Hard not to notice that Microsoft and Canonical (the company behind the Ubuntu Linux distribution) have been cozy for a long time. Is there a bigger connection or even the possible reason why Mark Shuttleworth hasn’t sold Canonical and its Ubuntu Distro?
One thing for sure, Canonical & Ubuntu are 110% onboard with Microsoft and the Windows Subsystem for Linux (WSL), and apparently, so are most FOSS developers – Windows Subsystem for Linux is making inroads with developers:
Last week, Microsoft and Canonical (the company behind the Ubuntu Linux distribution) were scheduled to host a developer conference focused on the Windows Subsystem for Linux (WSL) at Microsoft’s Redmond campus. Ars was invited, and I had plane tickets in hand—but the physical conference was canceled at the last minute due to the coronavirus.
Note that I did say the physical conference was canceled—WSLconf itself went on, with 22 speakers and 21 talks given. Virtual attendees were reportedly more than double the (sold out) physical attendee registration and included developers from all around the world.

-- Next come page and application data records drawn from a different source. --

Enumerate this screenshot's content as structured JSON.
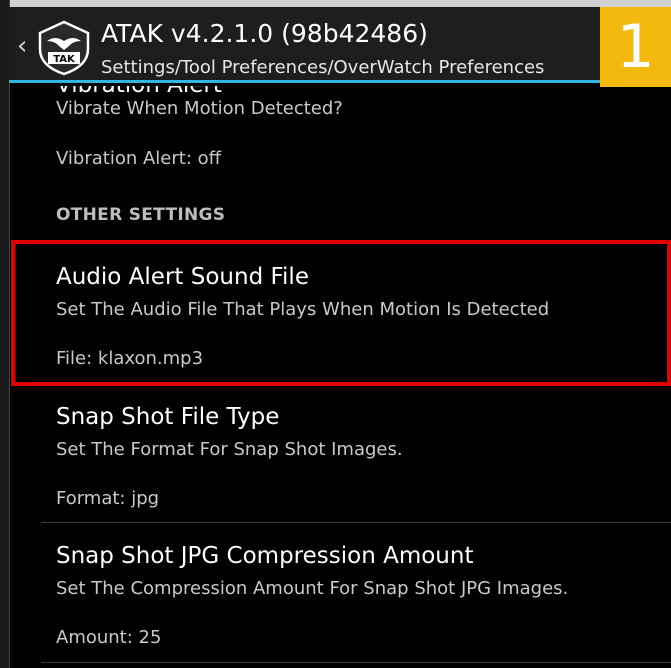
{
  "app": {
    "title": "ATAK v4.2.1.0 (98b42486)",
    "breadcrumb": "Settings/Tool Preferences/OverWatch Preferences",
    "logo_text": "TAK"
  },
  "step_badge": "1",
  "colors": {
    "accent": "#34b6e4",
    "highlight": "#e10000",
    "badge": "#f4b90e"
  },
  "preferences": {
    "vibration_title": "Vibration Alert",
    "vibration_desc": "Vibrate When Motion Detected?",
    "vibration_value": "Vibration Alert: off",
    "category": "OTHER SETTINGS",
    "audio_title": "Audio Alert Sound File",
    "audio_desc": "Set The Audio File That Plays When Motion Is Detected",
    "audio_value": "File: klaxon.mp3",
    "snap_type_title": "Snap Shot File Type",
    "snap_type_desc": "Set The Format For Snap Shot Images.",
    "snap_type_value": "Format: jpg",
    "jpg_title": "Snap Shot JPG Compression Amount",
    "jpg_desc": "Set The Compression Amount For Snap Shot JPG Images.",
    "jpg_value": "Amount: 25"
  }
}
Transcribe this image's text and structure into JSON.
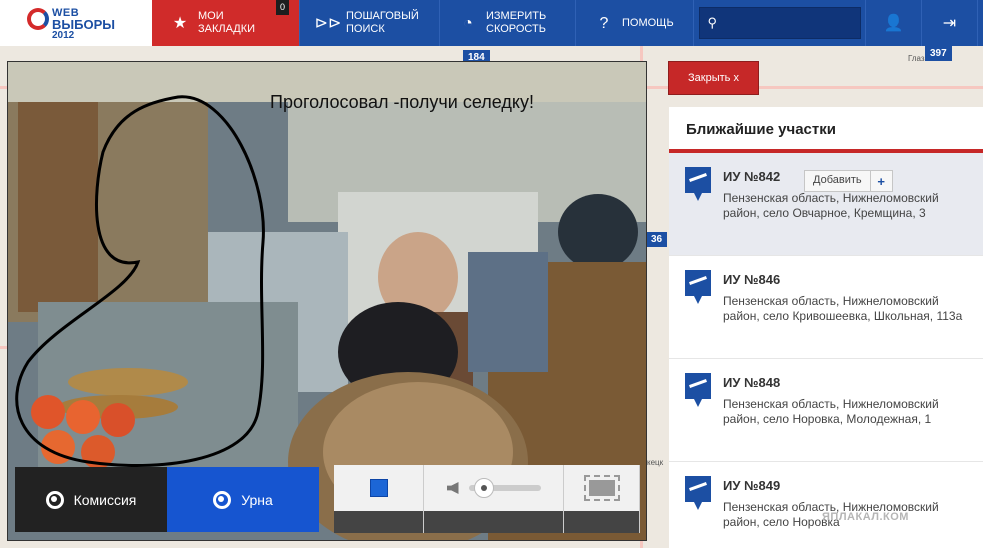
{
  "app": {
    "logo_line1": "WEB",
    "logo_line2": "ВЫБОРЫ",
    "logo_line3": "2012"
  },
  "nav": {
    "bookmarks_label": "МОИ ЗАКЛАДКИ",
    "bookmarks_count": "0",
    "stepwise_search_label": "ПОШАГОВЫЙ ПОИСК",
    "measure_speed_label": "ИЗМЕРИТЬ СКОРОСТЬ",
    "help_label": "ПОМОЩЬ",
    "search_value": ""
  },
  "map": {
    "markers": [
      "184",
      "397",
      "36"
    ],
    "cities": [
      "Глаз",
      "кецк"
    ]
  },
  "video": {
    "caption": "Проголосовал -получи селедку!",
    "commission_label": "Комиссия",
    "urn_label": "Урна",
    "volume_level": 0.1
  },
  "close_label": "Закрыть x",
  "panel": {
    "title": "Ближайшие участки",
    "add_label": "Добавить",
    "stations": [
      {
        "name": "ИУ №842",
        "address": "Пензенская область, Нижнеломовский район, село Овчарное, Кремщина, 3"
      },
      {
        "name": "ИУ №846",
        "address": "Пензенская область, Нижнеломовский район, село Кривошеевка, Школьная, 113а"
      },
      {
        "name": "ИУ №848",
        "address": "Пензенская область, Нижнеломовский район, село Норовка, Молодежная, 1"
      },
      {
        "name": "ИУ №849",
        "address": "Пензенская область, Нижнеломовский район, село Норовка"
      }
    ]
  },
  "watermark": "ЯПЛАКАЛ.КОМ"
}
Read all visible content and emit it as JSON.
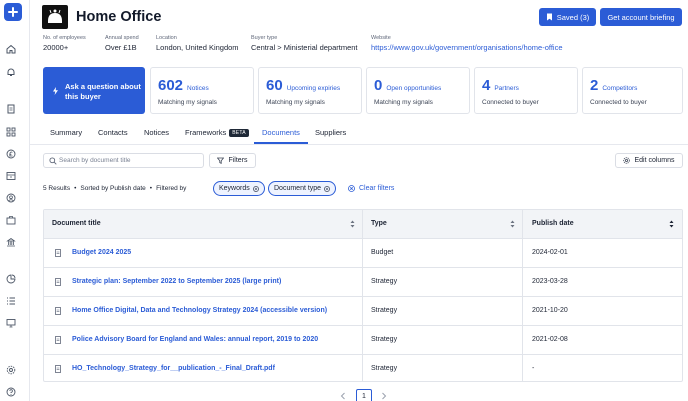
{
  "buyer": {
    "title": "Home Office"
  },
  "header": {
    "saved_label": "Saved (3)",
    "briefing_label": "Get account briefing"
  },
  "meta": [
    {
      "key": "No. of employees",
      "value": "20000+"
    },
    {
      "key": "Annual spend",
      "value": "Over £1B"
    },
    {
      "key": "Location",
      "value": "London, United Kingdom"
    },
    {
      "key": "Buyer type",
      "value": "Central > Ministerial department"
    },
    {
      "key": "Website",
      "value": "https://www.gov.uk/government/organisations/home-office"
    }
  ],
  "ask_card": {
    "label": "Ask a question about this buyer"
  },
  "stats": [
    {
      "count": "602",
      "label": "Notices",
      "sub": "Matching my signals"
    },
    {
      "count": "60",
      "label": "Upcoming expiries",
      "sub": "Matching my signals"
    },
    {
      "count": "0",
      "label": "Open opportunities",
      "sub": "Matching my signals"
    },
    {
      "count": "4",
      "label": "Partners",
      "sub": "Connected to buyer"
    },
    {
      "count": "2",
      "label": "Competitors",
      "sub": "Connected to buyer"
    }
  ],
  "tabs": [
    "Summary",
    "Contacts",
    "Notices",
    "Frameworks",
    "Documents",
    "Suppliers"
  ],
  "beta_label": "BETA",
  "active_tab": "Documents",
  "toolbar": {
    "search_placeholder": "Search by document title",
    "filters_label": "Filters",
    "edit_columns_label": "Edit columns"
  },
  "results": {
    "count_text": "5 Results",
    "sort_text": "Sorted by Publish date",
    "filtered_text": "Filtered by",
    "chips": [
      "Keywords",
      "Document type"
    ],
    "clear_label": "Clear filters"
  },
  "table": {
    "headers": {
      "title": "Document title",
      "type": "Type",
      "date": "Publish date"
    },
    "rows": [
      {
        "title": "Budget 2024 2025",
        "type": "Budget",
        "date": "2024-02-01"
      },
      {
        "title": "Strategic plan: September 2022 to September 2025 (large print)",
        "type": "Strategy",
        "date": "2023-03-28"
      },
      {
        "title": "Home Office Digital, Data and Technology Strategy 2024 (accessible version)",
        "type": "Strategy",
        "date": "2021-10-20"
      },
      {
        "title": "Police Advisory Board for England and Wales: annual report, 2019 to 2020",
        "type": "Strategy",
        "date": "2021-02-08"
      },
      {
        "title": "HO_Technology_Strategy_for__publication_-_Final_Draft.pdf",
        "type": "Strategy",
        "date": "-"
      }
    ]
  },
  "pagination": {
    "current_page": "1"
  },
  "icons": {
    "rail": [
      "home-icon",
      "bell-icon",
      "notices-icon",
      "grid-icon",
      "pound-icon",
      "inbox-icon",
      "target-icon",
      "briefcase-icon",
      "building-icon",
      "chart-icon",
      "list-icon",
      "monitor-icon",
      "settings-icon",
      "help-icon"
    ]
  },
  "colors": {
    "accent": "#2b5cd6",
    "header_bg": "#f2f4f7",
    "chip_bg": "#eef3ff"
  }
}
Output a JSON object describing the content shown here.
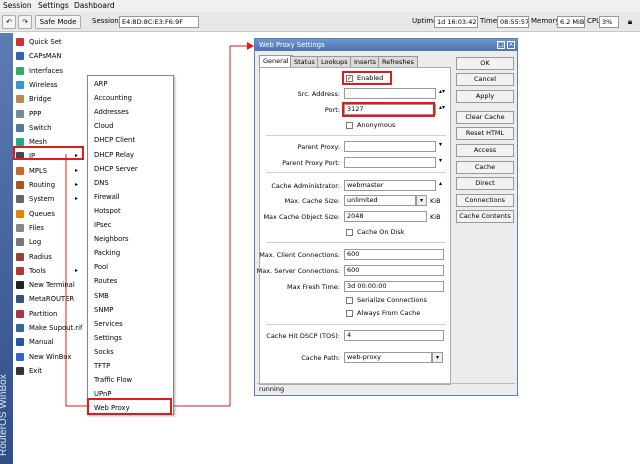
{
  "menubar": {
    "items": [
      "Session",
      "Settings",
      "Dashboard"
    ]
  },
  "toolbar": {
    "undo_icon": "undo-icon",
    "redo_icon": "redo-icon",
    "safe_mode": "Safe Mode",
    "session_label": "Session:",
    "session_value": "E4:8D:8C:E3:F6:9F",
    "uptime_label": "Uptime",
    "uptime_value": "1d 16:03:42",
    "time_label": "Time",
    "time_value": "08:55:57",
    "memory_label": "Memory",
    "memory_value": "6.2 MiB",
    "cpu_label": "CPU",
    "cpu_value": "3%"
  },
  "sidebar": {
    "brand": "RouterOS WinBox",
    "items": [
      {
        "label": "Quick Set",
        "arrow": ""
      },
      {
        "label": "CAPsMAN",
        "arrow": ""
      },
      {
        "label": "Interfaces",
        "arrow": ""
      },
      {
        "label": "Wireless",
        "arrow": ""
      },
      {
        "label": "Bridge",
        "arrow": ""
      },
      {
        "label": "PPP",
        "arrow": ""
      },
      {
        "label": "Switch",
        "arrow": ""
      },
      {
        "label": "Mesh",
        "arrow": ""
      },
      {
        "label": "IP",
        "arrow": "▸"
      },
      {
        "label": "MPLS",
        "arrow": "▸"
      },
      {
        "label": "Routing",
        "arrow": "▸"
      },
      {
        "label": "System",
        "arrow": "▸"
      },
      {
        "label": "Queues",
        "arrow": ""
      },
      {
        "label": "Files",
        "arrow": ""
      },
      {
        "label": "Log",
        "arrow": ""
      },
      {
        "label": "Radius",
        "arrow": ""
      },
      {
        "label": "Tools",
        "arrow": "▸"
      },
      {
        "label": "New Terminal",
        "arrow": ""
      },
      {
        "label": "MetaROUTER",
        "arrow": ""
      },
      {
        "label": "Partition",
        "arrow": ""
      },
      {
        "label": "Make Supout.rif",
        "arrow": ""
      },
      {
        "label": "Manual",
        "arrow": ""
      },
      {
        "label": "New WinBox",
        "arrow": ""
      },
      {
        "label": "Exit",
        "arrow": ""
      }
    ]
  },
  "submenu": {
    "items": [
      "ARP",
      "Accounting",
      "Addresses",
      "Cloud",
      "DHCP Client",
      "DHCP Relay",
      "DHCP Server",
      "DNS",
      "Firewall",
      "Hotspot",
      "IPsec",
      "Neighbors",
      "Packing",
      "Pool",
      "Routes",
      "SMB",
      "SNMP",
      "Services",
      "Settings",
      "Socks",
      "TFTP",
      "Traffic Flow",
      "UPnP",
      "Web Proxy"
    ]
  },
  "window": {
    "title": "Web Proxy Settings",
    "tabs": [
      "General",
      "Status",
      "Lookups",
      "Inserts",
      "Refreshes"
    ],
    "enabled_label": "Enabled",
    "enabled_checked": true,
    "src_address_label": "Src. Address:",
    "src_address_value": "::",
    "port_label": "Port:",
    "port_value": "3127",
    "anonymous_label": "Anonymous",
    "anonymous_checked": false,
    "parent_proxy_label": "Parent Proxy:",
    "parent_proxy_value": "",
    "parent_proxy_port_label": "Parent Proxy Port:",
    "parent_proxy_port_value": "",
    "cache_admin_label": "Cache Administrator:",
    "cache_admin_value": "webmaster",
    "max_cache_size_label": "Max. Cache Size:",
    "max_cache_size_value": "unlimited",
    "max_cache_size_unit": "KiB",
    "max_cache_object_label": "Max Cache Object Size:",
    "max_cache_object_value": "2048",
    "max_cache_object_unit": "KiB",
    "cache_on_disk_label": "Cache On Disk",
    "cache_on_disk_checked": false,
    "max_client_label": "Max. Client Connections:",
    "max_client_value": "600",
    "max_server_label": "Max. Server Connections:",
    "max_server_value": "600",
    "max_fresh_label": "Max Fresh Time:",
    "max_fresh_value": "3d 00:00:00",
    "serialize_label": "Serialize Connections",
    "serialize_checked": false,
    "always_cache_label": "Always From Cache",
    "always_cache_checked": false,
    "dscp_label": "Cache Hit DSCP (TOS):",
    "dscp_value": "4",
    "cache_path_label": "Cache Path:",
    "cache_path_value": "web-proxy",
    "buttons": [
      "OK",
      "Cancel",
      "Apply",
      "Clear Cache",
      "Reset HTML",
      "Access",
      "Cache",
      "Direct",
      "Connections",
      "Cache Contents"
    ],
    "status": "running"
  },
  "colors": {
    "highlight": "#e11a1a",
    "titlebar": "#4b73b0",
    "sidebar_strip": "#3a5a94"
  }
}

Note: Physical conference was “sold out” prior to being canceled and the Virtual replacement conference then doubled in size. Clearly, WSL is extremely popular with developers. Is Windows 10 the OS of choice for most Linux developers? Of course it is…Linux Desktop/Laptop is not even close to being as functional & secure of an OS as Microsoft’s Windows 10 is. There is a reason that Linux Desktop/Laptop usage has remained stuck for decades at just 2% +- of the total OS Desktop/Laptop usage share. Linux Desktop/Laptop is a good backup OS in case something happens to Windows 10…it is also a fun OS to test and/or ‘Play’ with.
The next version of WSL, on the other hand, will essentially be a full-on Hyper-V virtual machine. WSL2 is available now in Insider builds, and will be generally available in Windows 10 version 2004. (Windows 10 Focal Fossa, anyone?)
The major differences between WSL2 and a standard Hyper-V VM revolve around integration. There are no guest drivers to install, and the C: drive (along with any other Window drive letters) is already mounted read-write for you, under /mnt/c. You can easily and seamlessly read and write files across operating system barriers, without needing to think too much about it.
Why would a Linux/FOSS developer want to ‘piddle’ with a Linux desktop OS when he/she could use a basic wheel mouse’s ‘Auto Scroll’ function, its ability to “copy-paste content” between three computers, i.e. use the full ability of a wheel mouse…actually have a printer and/or scanner work without having to hunt for a driver (usually non-existent, BTW)…be able to use Wi-Fi…be able to use a simple USB Docking Station, and etcetera. Why would a Linux/FOSS developer not chose Windows 10 over any Linux desktop OS version?
WSL2 will soon be officially available as part of Windows 10, version 2004! As we get ready for general availability, we want to share one additional change: updating how the Linux kernel inside of WSL2 is installed and serviced on your machine. We’ve heard lots of community feedback that the install experience could be streamlined, and we’re taking the first step towards this by improving the servicing model of the Linux kernel. We’ve removed the Linux kernel from the Windows OS image and instead will be delivering it to your machine via Windows Update, the same way that 3rd party drivers (like graphics, or touchpad drivers) are installed and updated on your machine today. This change will give you more agility and flexibility over Linux kernel updates in WSL2. Read on to learn more about how you’ll see this in the user experience.
Looks like Windows 10 version 2004 is due for the full release in the spring of 2020 (April or May), and Ubuntu Focal Fossa 20.04 LTS is due for release around 23 April, 2020. Interesting, the 2004 & 20.04 OS versions…